Up to ten young are produced in July, with the UK species giving birth to live young, whilst southern European species lay eggs. This is believed to be due to the cooler temperatures in the British Isles.
Most males and some females have dark spots in their undersides. Males have brightly coloured undersides - typically yellow or orange. Females have paler, whitish underparts. The throat is white, sometimes blue.
Their range extends across the whole of the British Isles and is the only reptile native to Ireland.
Sand Lizard (Lacerta agilis)
Sand Lizards are the UK's rarest reptiles. They favour sandy heathland habitats and sand dunes and can be spotted basking on bare patches of sand. They also lay their eggs in the sand. Sand Lizards are confined to a few sites as destruction of their habitat has reduced their range.
Females are a sandy-brown colour with rows of dark blotches along the back, but males have green flanks which are at their brightest during the breeding season, making them easy to spot.
Their range is restricted to a few isolated areas with sandy heaths, such as Dorset, Hampshire and Surrey, and on sand dunes in Lancashire.
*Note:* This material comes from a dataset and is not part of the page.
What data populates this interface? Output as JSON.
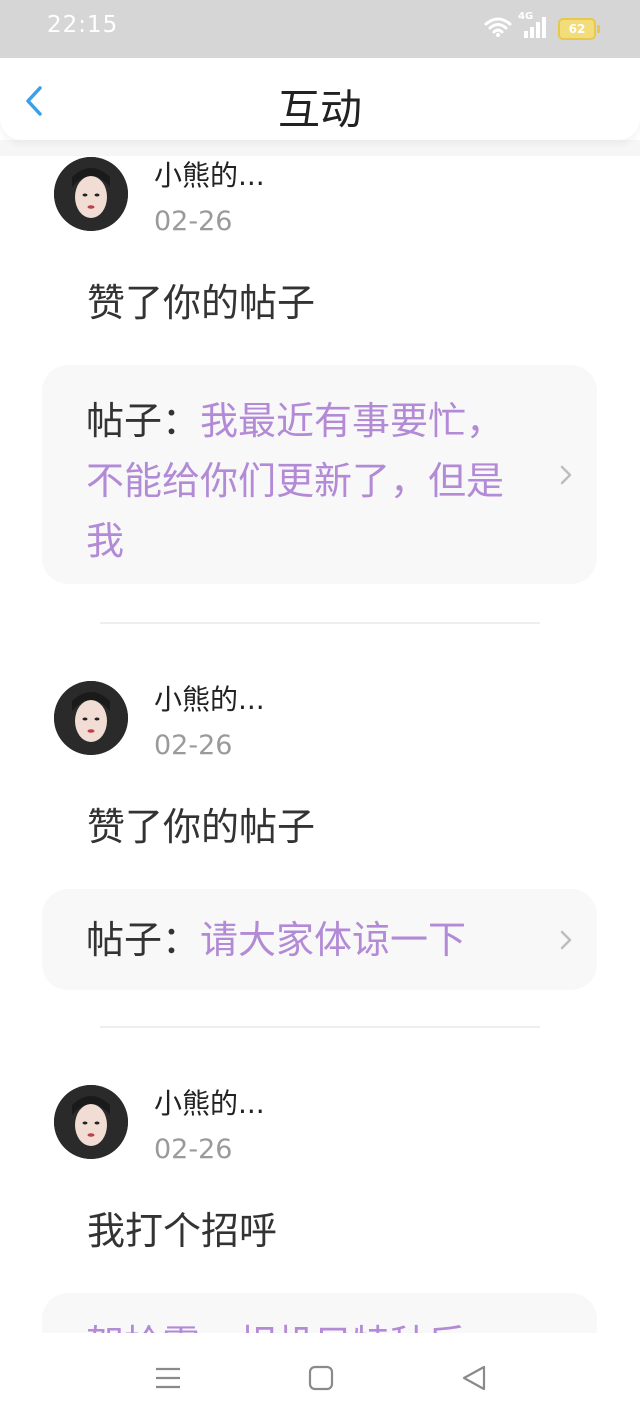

It has been reintroduced into other areas in the South East and Wales with limited success.
Heathland golf clubs offer ideal conditions for sand lizards.
Two 'non-native' lizard species exist in the UK; the wall lizard (Podarcis muralis) and the green lizard (Lacerta bilineata). Both are currently rare.
Wall lizard (Podarcis muralis)
The wall lizard is one particular species of European lizard that has gained a firm foothold. The Amphibian and Reptile Conservation Trust say that, whilst some populations have been introduced (now illegal), the origin of others is uncertain and it may indeed be native in some areas. This, of course, is almost impossible to ascertain.
The wall lizard is slightly larger than the common lizard, and with similar colouring, but may be distinguished by its more pointed head.
Green Lizard (Lacerta bilineata)
The green lizard has most likely escaped from captivity, having been kept for its striking green colour. Whilst adults have no difficulty surviving in the British climate, juveniles very rarely reach maturity, although, as world temperature continue to rise, this situation might change. There is one breeding colony in the south east corner of England.
At 35cm (14in) long, it is by far the largest lizard to be seen in the UK.
And finally ...
Reptiles probably sit alongside bats when it comes to the general public's perceptions of them as being somewhat unsavoury but, just like bats, they are a fascinating part of the UK's diverse wildlife and definitely worthy of further investigation and, indeed, ongoing protection.
Reptiles and the law
The Wildlife and Countryside Act 1981 covers 'wild animals'; those that are living wild or were living wild before being captured or killed. It does not apply to captive bred animals that are being held in captivity.
All native reptiles mentioned in this article are protected in Britain under this act.
The law makes it an offence to intentionally kill, injure, sell or advertise for sale any of the six native species, although there are some exceptions for captive bred animals.
The act further protects the rarest reptiles in Britain, the smooth snake and the sand lizard, by making it an offence to possess, handle, capture or disturb them.
Further information and helpful advice is available from:
The Wildlife Trusts. Visit www.wildlifetrusts.org to find your local trust.
Amphibian & Reptile Conservation Trust - www.arc-trust.org
Peoples Trust for Endangered Species - www.ptes.org
All images Wiki Commons